PROBLEM TO SOLVE> Reproduce the records below exactly, leaving their images out.

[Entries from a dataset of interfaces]

= Beginning of Section =

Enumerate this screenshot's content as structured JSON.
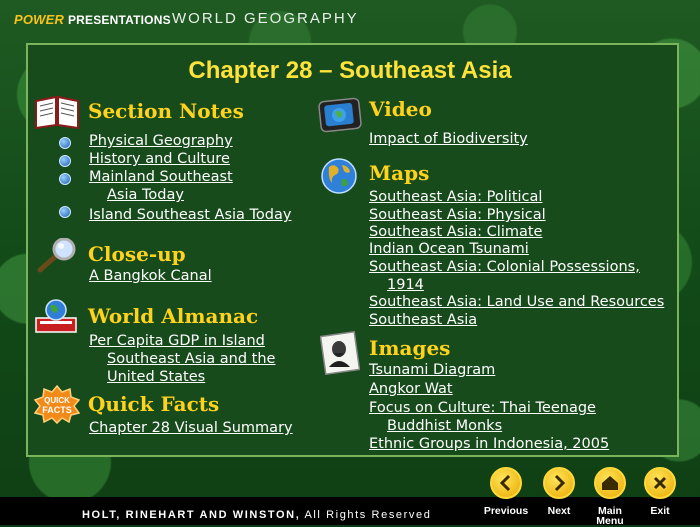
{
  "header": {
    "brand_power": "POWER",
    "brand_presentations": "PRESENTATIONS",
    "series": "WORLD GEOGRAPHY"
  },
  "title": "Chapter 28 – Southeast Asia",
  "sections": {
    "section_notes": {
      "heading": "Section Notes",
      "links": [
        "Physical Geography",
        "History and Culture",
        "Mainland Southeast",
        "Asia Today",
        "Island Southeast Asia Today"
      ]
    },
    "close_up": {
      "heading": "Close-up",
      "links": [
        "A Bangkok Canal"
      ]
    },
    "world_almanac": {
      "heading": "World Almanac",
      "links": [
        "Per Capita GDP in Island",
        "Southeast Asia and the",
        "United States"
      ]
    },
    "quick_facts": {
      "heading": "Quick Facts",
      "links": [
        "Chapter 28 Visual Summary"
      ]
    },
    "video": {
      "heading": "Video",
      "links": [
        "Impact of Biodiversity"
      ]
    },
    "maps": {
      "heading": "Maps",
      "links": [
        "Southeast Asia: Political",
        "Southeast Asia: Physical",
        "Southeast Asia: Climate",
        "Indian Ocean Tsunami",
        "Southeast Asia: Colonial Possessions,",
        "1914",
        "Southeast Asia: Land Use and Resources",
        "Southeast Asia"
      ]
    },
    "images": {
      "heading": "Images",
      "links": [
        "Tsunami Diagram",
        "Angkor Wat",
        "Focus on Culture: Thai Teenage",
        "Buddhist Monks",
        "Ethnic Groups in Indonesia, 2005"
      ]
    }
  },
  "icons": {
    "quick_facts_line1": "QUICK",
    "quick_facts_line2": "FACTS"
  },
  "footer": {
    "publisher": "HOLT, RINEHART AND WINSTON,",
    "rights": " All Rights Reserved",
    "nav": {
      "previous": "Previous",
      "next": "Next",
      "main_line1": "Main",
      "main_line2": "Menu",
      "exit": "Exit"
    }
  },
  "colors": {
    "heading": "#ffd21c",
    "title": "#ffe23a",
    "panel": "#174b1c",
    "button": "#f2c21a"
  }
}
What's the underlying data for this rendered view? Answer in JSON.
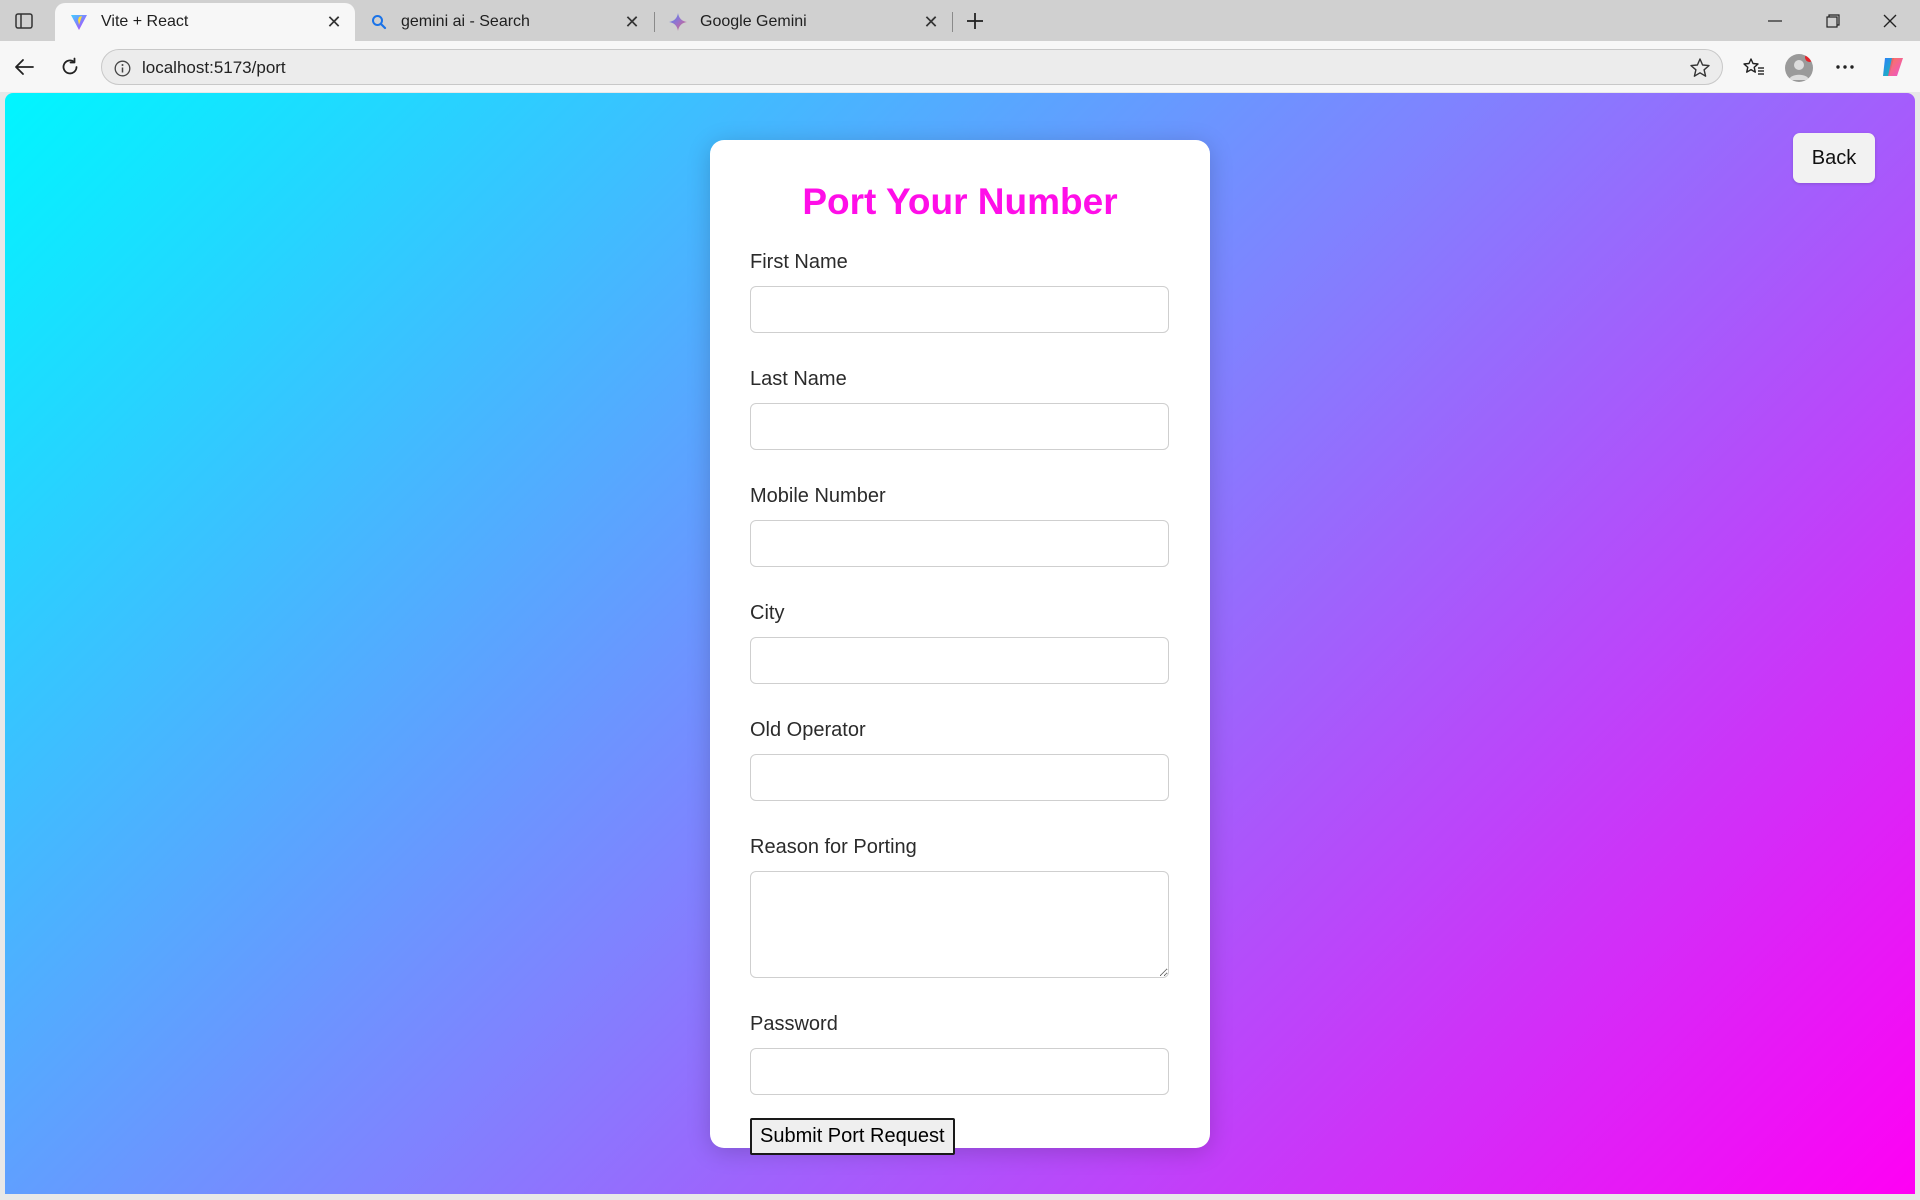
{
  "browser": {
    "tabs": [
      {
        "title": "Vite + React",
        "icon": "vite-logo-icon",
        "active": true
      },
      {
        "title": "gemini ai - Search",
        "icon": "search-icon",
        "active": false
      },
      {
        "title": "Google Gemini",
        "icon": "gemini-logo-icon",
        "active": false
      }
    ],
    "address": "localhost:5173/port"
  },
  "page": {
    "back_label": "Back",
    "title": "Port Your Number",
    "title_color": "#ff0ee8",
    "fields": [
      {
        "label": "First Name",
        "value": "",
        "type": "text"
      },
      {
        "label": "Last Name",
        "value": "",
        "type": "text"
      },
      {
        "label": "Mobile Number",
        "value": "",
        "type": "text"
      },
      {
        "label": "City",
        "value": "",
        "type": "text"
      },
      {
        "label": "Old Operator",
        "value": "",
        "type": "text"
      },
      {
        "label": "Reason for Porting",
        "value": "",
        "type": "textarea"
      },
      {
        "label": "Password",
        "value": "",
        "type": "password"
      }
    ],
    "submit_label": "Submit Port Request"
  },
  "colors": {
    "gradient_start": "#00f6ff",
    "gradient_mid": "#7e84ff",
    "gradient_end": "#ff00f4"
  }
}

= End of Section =

EXPECTED OUTPUT>
Enumerate this screenshot's content as structured JSON.
{
  "header": {
    "brand_power": "POWER",
    "brand_presentations": "PRESENTATIONS",
    "series": "WORLD GEOGRAPHY"
  },
  "title": "Chapter 28 – Southeast Asia",
  "sections": {
    "section_notes": {
      "heading": "Section Notes",
      "links": [
        "Physical Geography",
        "History and Culture",
        "Mainland Southeast",
        "Asia Today",
        "Island Southeast Asia Today"
      ]
    },
    "close_up": {
      "heading": "Close-up",
      "links": [
        "A Bangkok Canal"
      ]
    },
    "world_almanac": {
      "heading": "World Almanac",
      "links": [
        "Per Capita GDP in Island",
        "Southeast Asia and the",
        "United States"
      ]
    },
    "quick_facts": {
      "heading": "Quick Facts",
      "links": [
        "Chapter 28 Visual Summary"
      ]
    },
    "video": {
      "heading": "Video",
      "links": [
        "Impact of Biodiversity"
      ]
    },
    "maps": {
      "heading": "Maps",
      "links": [
        "Southeast Asia: Political",
        "Southeast Asia: Physical",
        "Southeast Asia: Climate",
        "Indian Ocean Tsunami",
        "Southeast Asia: Colonial Possessions,",
        "1914",
        "Southeast Asia: Land Use and Resources",
        "Southeast Asia"
      ]
    },
    "images": {
      "heading": "Images",
      "links": [
        "Tsunami Diagram",
        "Angkor Wat",
        "Focus on Culture: Thai Teenage",
        "Buddhist Monks",
        "Ethnic Groups in Indonesia, 2005"
      ]
    }
  },
  "icons": {
    "quick_facts_line1": "QUICK",
    "quick_facts_line2": "FACTS"
  },
  "footer": {
    "publisher": "HOLT, RINEHART AND WINSTON,",
    "rights": " All Rights Reserved",
    "nav": {
      "previous": "Previous",
      "next": "Next",
      "main_line1": "Main",
      "main_line2": "Menu",
      "exit": "Exit"
    }
  },
  "colors": {
    "heading": "#ffd21c",
    "title": "#ffe23a",
    "panel": "#174b1c",
    "button": "#f2c21a"
  }
}
What's the underlying data for this rendered view? Answer in JSON.
{
  "browser": {
    "tabs": [
      {
        "title": "Vite + React",
        "icon": "vite-logo-icon",
        "active": true
      },
      {
        "title": "gemini ai - Search",
        "icon": "search-icon",
        "active": false
      },
      {
        "title": "Google Gemini",
        "icon": "gemini-logo-icon",
        "active": false
      }
    ],
    "address": "localhost:5173/port"
  },
  "page": {
    "back_label": "Back",
    "title": "Port Your Number",
    "title_color": "#ff0ee8",
    "fields": [
      {
        "label": "First Name",
        "value": "",
        "type": "text"
      },
      {
        "label": "Last Name",
        "value": "",
        "type": "text"
      },
      {
        "label": "Mobile Number",
        "value": "",
        "type": "text"
      },
      {
        "label": "City",
        "value": "",
        "type": "text"
      },
      {
        "label": "Old Operator",
        "value": "",
        "type": "text"
      },
      {
        "label": "Reason for Porting",
        "value": "",
        "type": "textarea"
      },
      {
        "label": "Password",
        "value": "",
        "type": "password"
      }
    ],
    "submit_label": "Submit Port Request"
  },
  "colors": {
    "gradient_start": "#00f6ff",
    "gradient_mid": "#7e84ff",
    "gradient_end": "#ff00f4"
  }
}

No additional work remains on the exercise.